Privacy and Truthful Equilibrium Selection for Aggregative Games
Rachel Cummings, Michael Kearns, Aaron Roth, Zhiwei Steven Wu
We study a very general class of games --- multi-dimensional aggregative games --- which in particular generalize both anonymous games and weighted congestion games. For any such game that is also large (meaning that the influence that any single player's action has on the utility of others is diminishing with the number of players in the game), we solve the equilibrium selection problem in a strong sense. In particular, we give an efficient weak mediator: an algorithm or mechanism which has only the power to listen to reported types and provide non-binding suggested actions, such that (a) it is an asymptotic Nash equilibrium for every player to truthfully report their type to the mediator, and then follow its suggested action; and (b) that when players do so, they end up coordinating on a particular asymptotic pure strategy Nash equilibrium of the induced complete information game. In fact, truthful reporting is an ex-post Nash equilibrium of the mediated game, so our solution applies even in settings of incomplete information, and even when player types are arbitrary or worst-case (i.e. not drawn from a common prior). We achieve this by giving an efficient differentially private algorithm for computing a Nash equilibrium in such games. We also give similar results for a related class of one-dimensional games with weaker conditions on the aggregation function, and apply our main results to a multi-dimensional market game.

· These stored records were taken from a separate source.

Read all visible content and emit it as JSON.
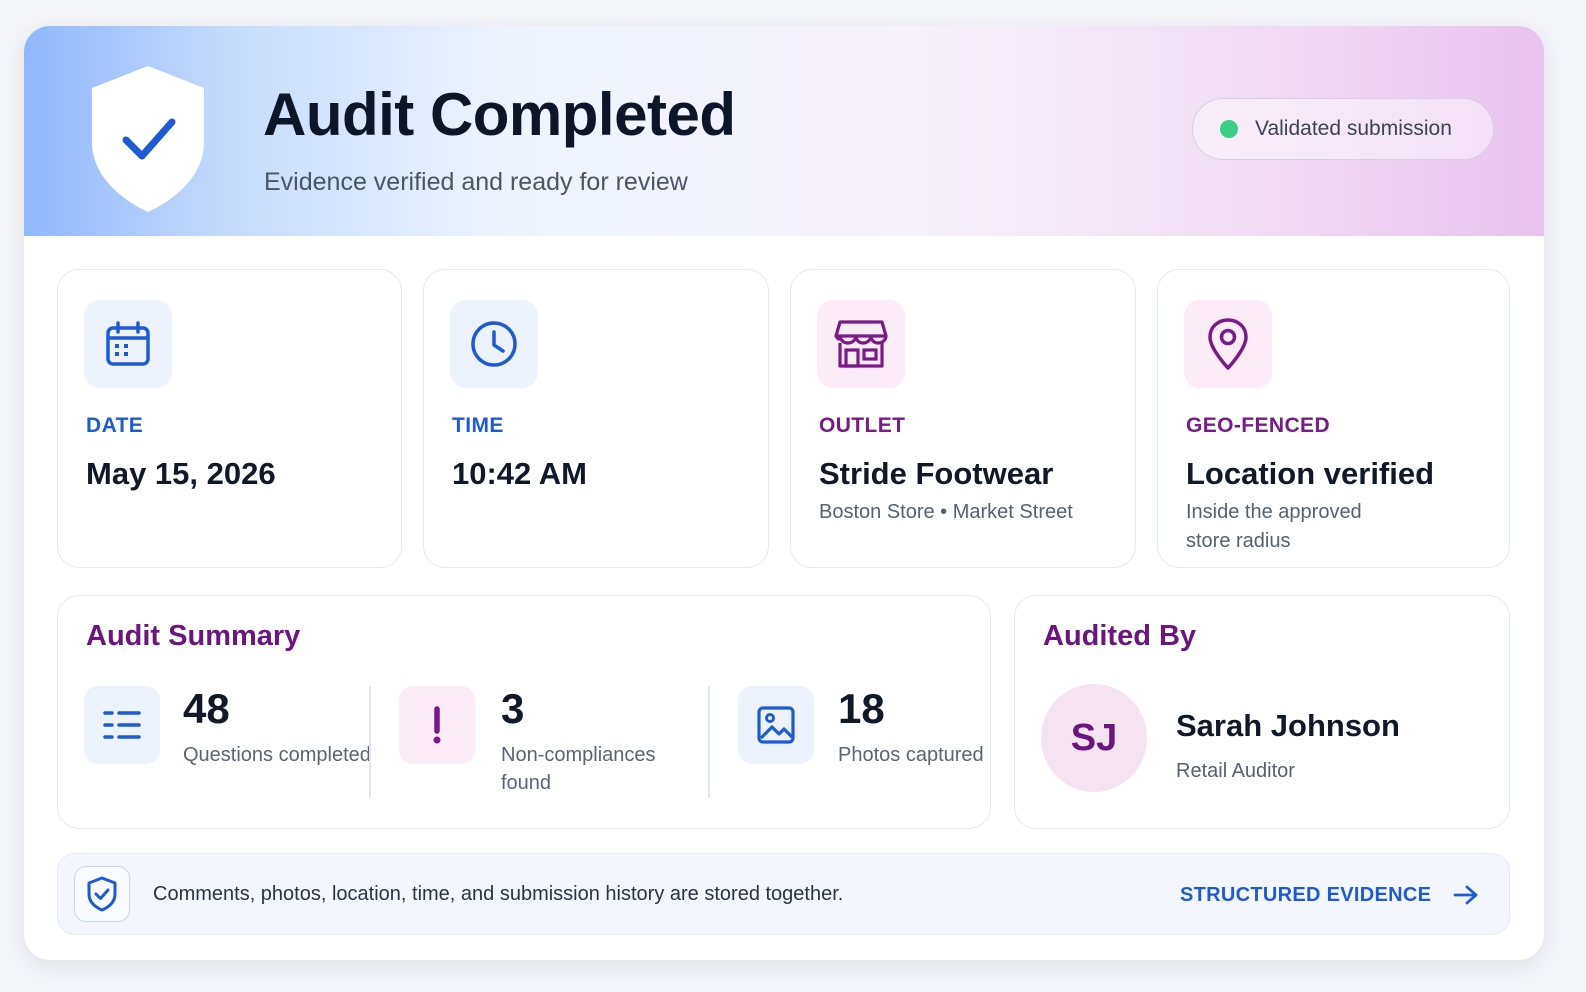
{
  "header": {
    "title": "Audit Completed",
    "subtitle": "Evidence verified and ready for review",
    "status_pill": "Validated submission",
    "status_color": "#3ccf88"
  },
  "info_cards": [
    {
      "icon": "calendar-icon",
      "label": "DATE",
      "value": "May 15, 2026",
      "sub": ""
    },
    {
      "icon": "clock-icon",
      "label": "TIME",
      "value": "10:42 AM",
      "sub": ""
    },
    {
      "icon": "storefront-icon",
      "label": "OUTLET",
      "value": "Stride Footwear",
      "sub": "Boston Store • Market Street"
    },
    {
      "icon": "map-pin-icon",
      "label": "GEO-FENCED",
      "value": "Location verified",
      "sub": "Inside the approved store radius"
    }
  ],
  "summary": {
    "title": "Audit Summary",
    "stats": [
      {
        "icon": "checklist-icon",
        "value": "48",
        "label": "Questions completed"
      },
      {
        "icon": "alert-icon",
        "value": "3",
        "label": "Non-compliances found"
      },
      {
        "icon": "image-icon",
        "value": "18",
        "label": "Photos captured"
      }
    ]
  },
  "auditor": {
    "title": "Audited By",
    "initials": "SJ",
    "name": "Sarah Johnson",
    "role": "Retail Auditor"
  },
  "footer": {
    "text": "Comments, photos, location, time, and submission history are stored together.",
    "link_label": "STRUCTURED EVIDENCE"
  },
  "colors": {
    "accent_blue": "#1d5bd6",
    "accent_purple": "#6c1480",
    "status_green": "#3ccf88"
  }
}
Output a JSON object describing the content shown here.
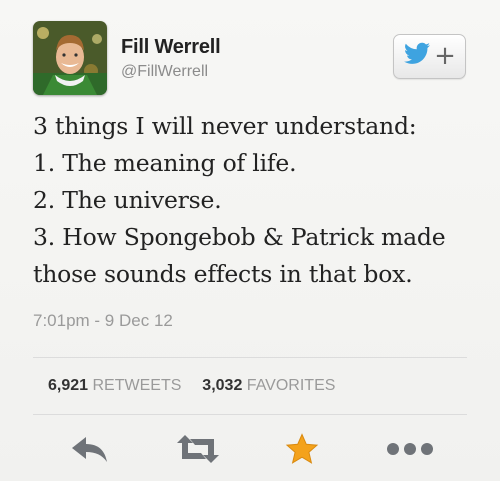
{
  "user": {
    "display_name": "Fill Werrell",
    "handle": "@FillWerrell"
  },
  "tweet": {
    "lines": [
      "3 things I will never understand:",
      "1. The meaning of life.",
      "2. The universe.",
      "3. How Spongebob & Patrick made",
      "those sounds effects in that box."
    ],
    "timestamp": "7:01pm - 9 Dec 12"
  },
  "stats": {
    "retweets_count": "6,921",
    "retweets_label": "RETWEETS",
    "favorites_count": "3,032",
    "favorites_label": "FAVORITES"
  },
  "actions": [
    {
      "icon": "reply-icon"
    },
    {
      "icon": "retweet-icon"
    },
    {
      "icon": "favorite-star-icon"
    },
    {
      "icon": "more-options-icon"
    }
  ],
  "follow_button": {
    "icons": [
      "twitter-bird-icon",
      "plus-icon"
    ],
    "plus_glyph": "+"
  },
  "colors": {
    "twitter_blue": "#3ea3e0",
    "favorite_orange": "#f4a21b",
    "icon_gray": "#6f7378",
    "muted_text": "#9a9a9a"
  }
}
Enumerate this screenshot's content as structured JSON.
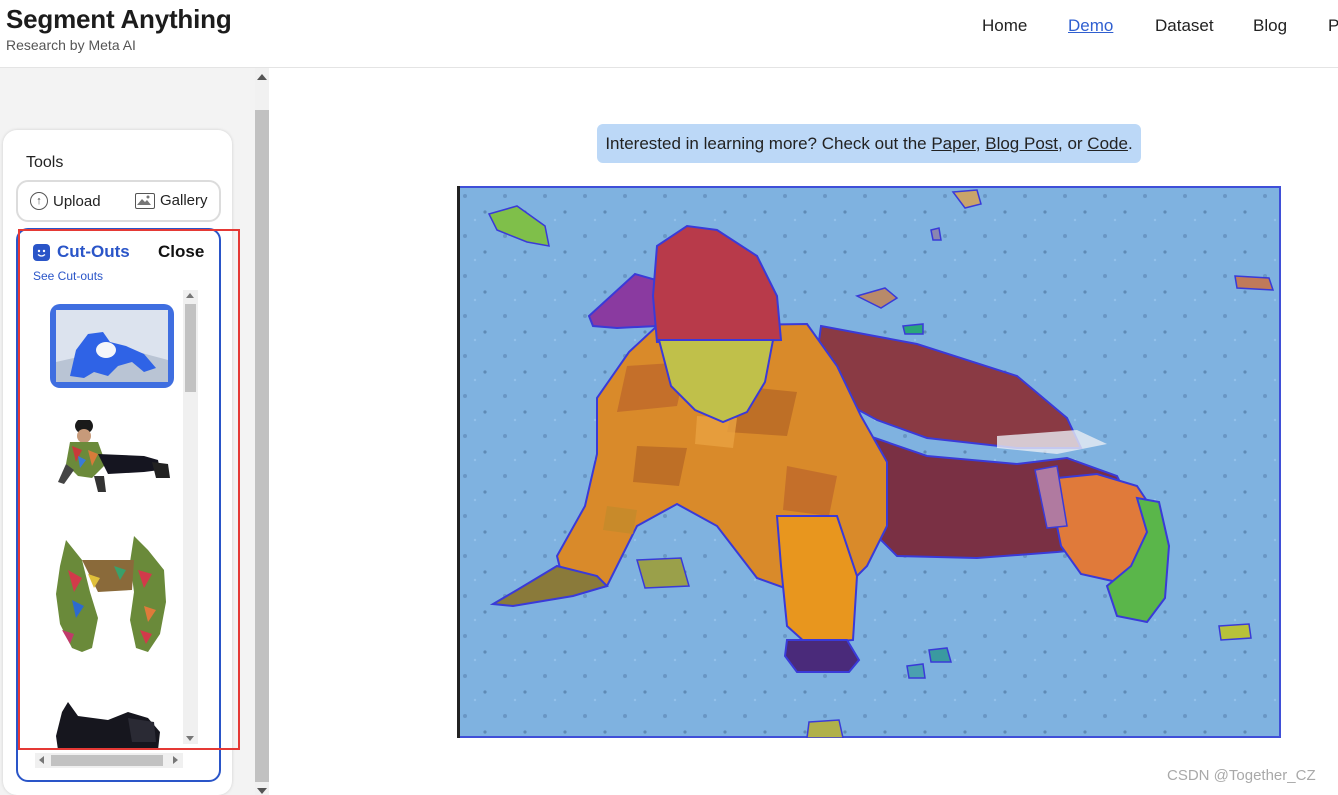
{
  "header": {
    "brand_title": "Segment Anything",
    "brand_subtitle": "Research by Meta AI",
    "nav": [
      {
        "label": "Home",
        "active": false
      },
      {
        "label": "Demo",
        "active": true
      },
      {
        "label": "Dataset",
        "active": false
      },
      {
        "label": "Blog",
        "active": false
      },
      {
        "label": "Pa",
        "active": false
      }
    ]
  },
  "sidebar": {
    "tools_label": "Tools",
    "upload_label": "Upload",
    "gallery_label": "Gallery",
    "cutouts": {
      "title": "Cut-Outs",
      "close_label": "Close",
      "see_link": "See Cut-outs",
      "items": [
        "cutout-full-image",
        "cutout-person",
        "cutout-jacket",
        "cutout-pants"
      ]
    }
  },
  "main": {
    "info_prefix": "Interested in learning more? Check out the ",
    "info_link_paper": "Paper",
    "info_sep1": ", ",
    "info_link_blog": "Blog Post",
    "info_sep2": ", or ",
    "info_link_code": "Code",
    "info_suffix": "."
  },
  "watermark": "CSDN @Together_CZ",
  "colors": {
    "accent": "#2a55c8",
    "highlight_box": "#e53935",
    "info_bg": "#bcd8f7",
    "mask_snow": "#7fb2e0"
  }
}
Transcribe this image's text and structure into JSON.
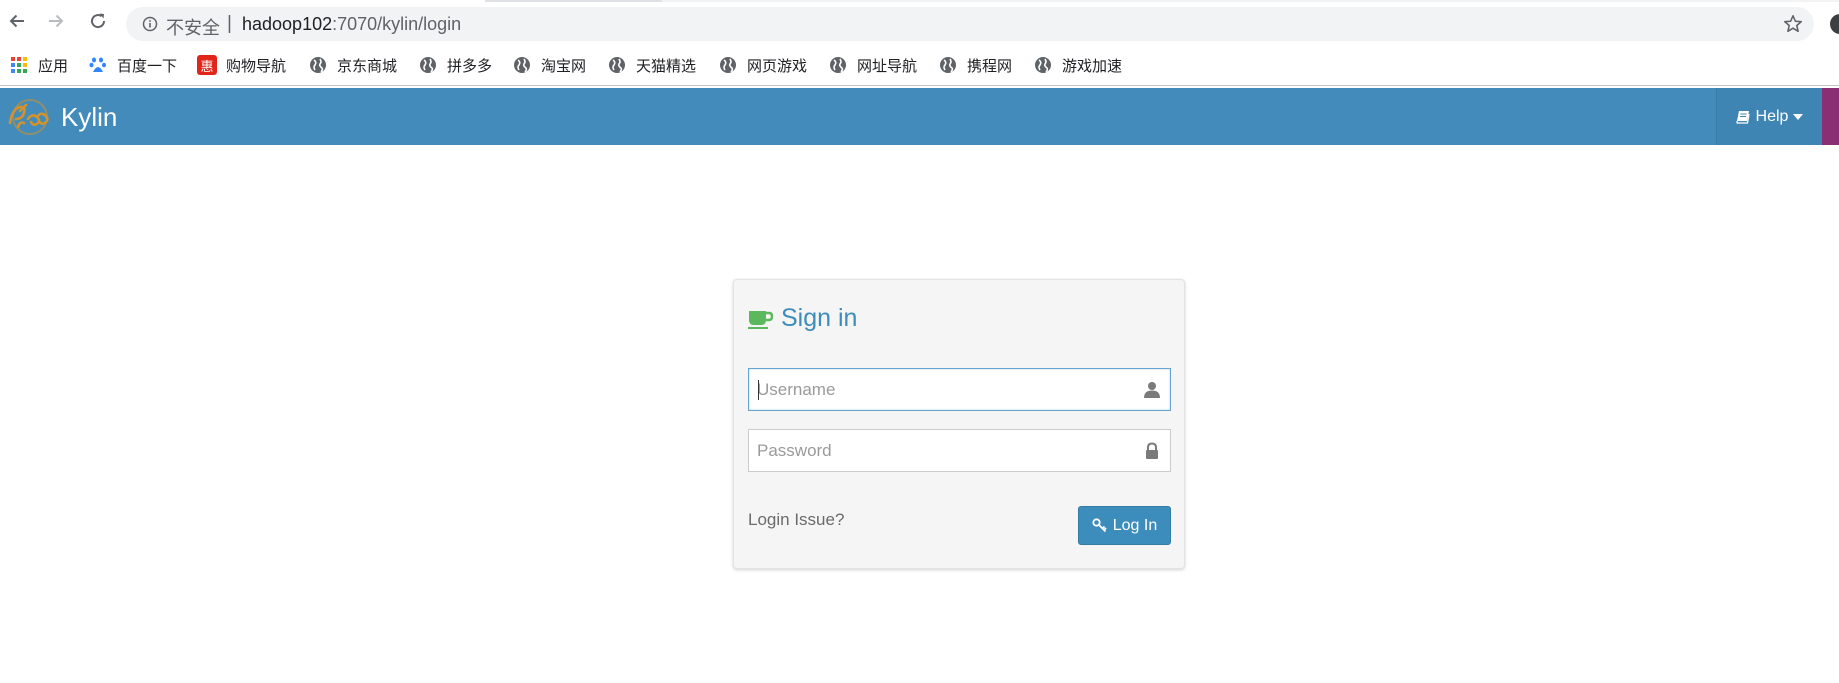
{
  "browser": {
    "security_label": "不安全",
    "separator": "|",
    "url_host": "hadoop102",
    "url_path": ":7070/kylin/login",
    "bookmarks": [
      {
        "label": "应用",
        "icon": "apps-grid-icon"
      },
      {
        "label": "百度一下",
        "icon": "baidu-paw-icon"
      },
      {
        "label": "购物导航",
        "icon": "hui-badge-icon"
      },
      {
        "label": "京东商城",
        "icon": "globe-icon"
      },
      {
        "label": "拼多多",
        "icon": "globe-icon"
      },
      {
        "label": "淘宝网",
        "icon": "globe-icon"
      },
      {
        "label": "天猫精选",
        "icon": "globe-icon"
      },
      {
        "label": "网页游戏",
        "icon": "globe-icon"
      },
      {
        "label": "网址导航",
        "icon": "globe-icon"
      },
      {
        "label": "携程网",
        "icon": "globe-icon"
      },
      {
        "label": "游戏加速",
        "icon": "globe-icon"
      }
    ],
    "hui_badge_text": "惠"
  },
  "navbar": {
    "brand": "Kylin",
    "help_label": "Help",
    "colors": {
      "bar": "#428bba",
      "accent_strip": "#8a2f73"
    }
  },
  "signin": {
    "title": "Sign in",
    "username_placeholder": "Username",
    "password_placeholder": "Password",
    "login_issue": "Login Issue?",
    "login_button": "Log In",
    "colors": {
      "primary": "#3c8dbc",
      "title_icon": "#5cb85c"
    }
  }
}
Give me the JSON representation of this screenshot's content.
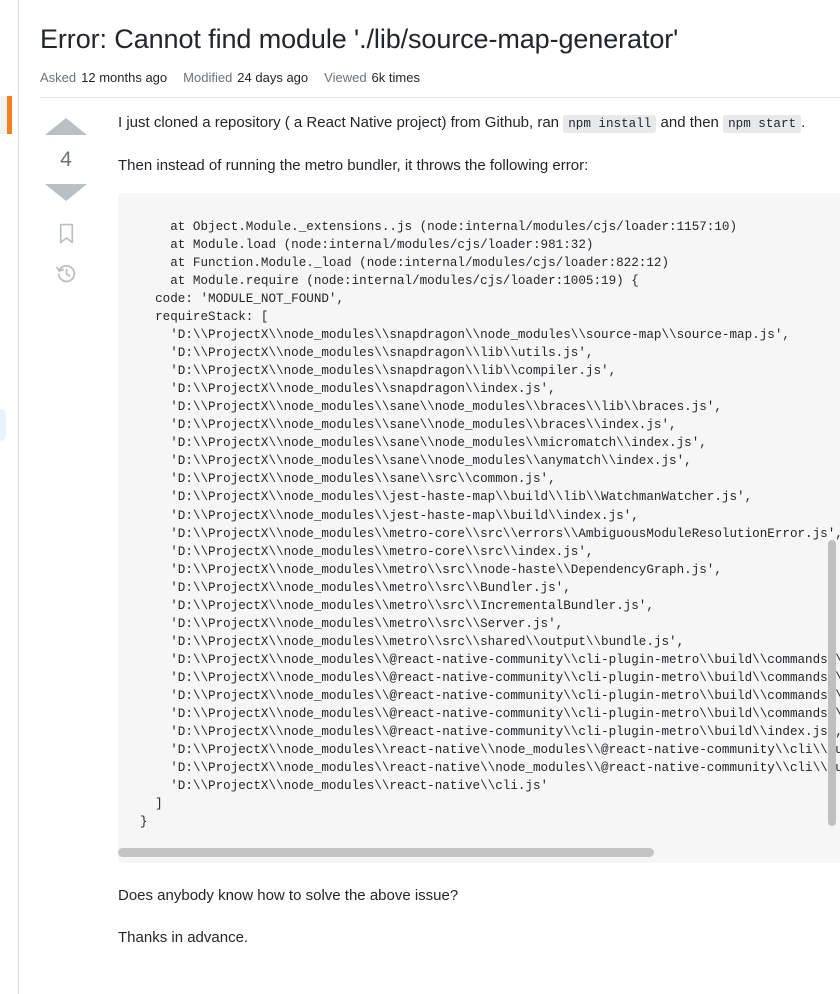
{
  "question": {
    "title": "Error: Cannot find module './lib/source-map-generator'",
    "stats": [
      {
        "label": "Asked",
        "value": "12 months ago"
      },
      {
        "label": "Modified",
        "value": "24 days ago"
      },
      {
        "label": "Viewed",
        "value": "6k times"
      }
    ]
  },
  "vote": {
    "up_icon": "upvote-arrow-icon",
    "down_icon": "downvote-arrow-icon",
    "count": "4",
    "bookmark_icon": "bookmark-icon",
    "history_icon": "history-icon"
  },
  "body": {
    "intro_part1": "I just cloned a repository ( a React Native project) from Github, ran ",
    "intro_code1": "npm install",
    "intro_part2": " and then ",
    "intro_code2": "npm start",
    "intro_part3": ".",
    "then_text": "Then instead of running the metro bundler, it throws the following error:",
    "ask_text": "Does anybody know how to solve the above issue?",
    "thanks_text": "Thanks in advance."
  },
  "code_block": {
    "lines": [
      "    at Object.Module._extensions..js (node:internal/modules/cjs/loader:1157:10)",
      "    at Module.load (node:internal/modules/cjs/loader:981:32)",
      "    at Function.Module._load (node:internal/modules/cjs/loader:822:12)",
      "    at Module.require (node:internal/modules/cjs/loader:1005:19) {",
      "  code: 'MODULE_NOT_FOUND',",
      "  requireStack: [",
      "    'D:\\\\ProjectX\\\\node_modules\\\\snapdragon\\\\node_modules\\\\source-map\\\\source-map.js',",
      "    'D:\\\\ProjectX\\\\node_modules\\\\snapdragon\\\\lib\\\\utils.js',",
      "    'D:\\\\ProjectX\\\\node_modules\\\\snapdragon\\\\lib\\\\compiler.js',",
      "    'D:\\\\ProjectX\\\\node_modules\\\\snapdragon\\\\index.js',",
      "    'D:\\\\ProjectX\\\\node_modules\\\\sane\\\\node_modules\\\\braces\\\\lib\\\\braces.js',",
      "    'D:\\\\ProjectX\\\\node_modules\\\\sane\\\\node_modules\\\\braces\\\\index.js',",
      "    'D:\\\\ProjectX\\\\node_modules\\\\sane\\\\node_modules\\\\micromatch\\\\index.js',",
      "    'D:\\\\ProjectX\\\\node_modules\\\\sane\\\\node_modules\\\\anymatch\\\\index.js',",
      "    'D:\\\\ProjectX\\\\node_modules\\\\sane\\\\src\\\\common.js',",
      "    'D:\\\\ProjectX\\\\node_modules\\\\jest-haste-map\\\\build\\\\lib\\\\WatchmanWatcher.js',",
      "    'D:\\\\ProjectX\\\\node_modules\\\\jest-haste-map\\\\build\\\\index.js',",
      "    'D:\\\\ProjectX\\\\node_modules\\\\metro-core\\\\src\\\\errors\\\\AmbiguousModuleResolutionError.js',",
      "    'D:\\\\ProjectX\\\\node_modules\\\\metro-core\\\\src\\\\index.js',",
      "    'D:\\\\ProjectX\\\\node_modules\\\\metro\\\\src\\\\node-haste\\\\DependencyGraph.js',",
      "    'D:\\\\ProjectX\\\\node_modules\\\\metro\\\\src\\\\Bundler.js',",
      "    'D:\\\\ProjectX\\\\node_modules\\\\metro\\\\src\\\\IncrementalBundler.js',",
      "    'D:\\\\ProjectX\\\\node_modules\\\\metro\\\\src\\\\Server.js',",
      "    'D:\\\\ProjectX\\\\node_modules\\\\metro\\\\src\\\\shared\\\\output\\\\bundle.js',",
      "    'D:\\\\ProjectX\\\\node_modules\\\\@react-native-community\\\\cli-plugin-metro\\\\build\\\\commands\\\\bundle.js',",
      "    'D:\\\\ProjectX\\\\node_modules\\\\@react-native-community\\\\cli-plugin-metro\\\\build\\\\commands\\\\ramBundle.js',",
      "    'D:\\\\ProjectX\\\\node_modules\\\\@react-native-community\\\\cli-plugin-metro\\\\build\\\\commands\\\\start.js',",
      "    'D:\\\\ProjectX\\\\node_modules\\\\@react-native-community\\\\cli-plugin-metro\\\\build\\\\commands\\\\index.js',",
      "    'D:\\\\ProjectX\\\\node_modules\\\\@react-native-community\\\\cli-plugin-metro\\\\build\\\\index.js',",
      "    'D:\\\\ProjectX\\\\node_modules\\\\react-native\\\\node_modules\\\\@react-native-community\\\\cli\\\\build\\\\index.js',",
      "    'D:\\\\ProjectX\\\\node_modules\\\\react-native\\\\node_modules\\\\@react-native-community\\\\cli\\\\build\\\\cliEntry.js',",
      "    'D:\\\\ProjectX\\\\node_modules\\\\react-native\\\\cli.js'",
      "  ]",
      "}"
    ],
    "vscrollbar": "code-vertical-scrollbar",
    "hscrollbar": "code-horizontal-scrollbar"
  },
  "colors": {
    "accent_orange": "#f48024",
    "code_bg": "#f6f6f6",
    "inline_code_bg": "#e7e9eb",
    "muted_text": "#6a737c",
    "arrow_gray": "#babfc4"
  }
}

Our results can be viewed as giving, for a rich class of games, a more robust version of the Revelation Principle, in that we work with weaker informational assumptions (no common prior), yet provide a stronger solution concept (Nash versus Bayes Nash equilibrium). Previously, similar results were only known for the special case of unweighted congestion games. In the process, we derive several algorithmic results that are of independent interest.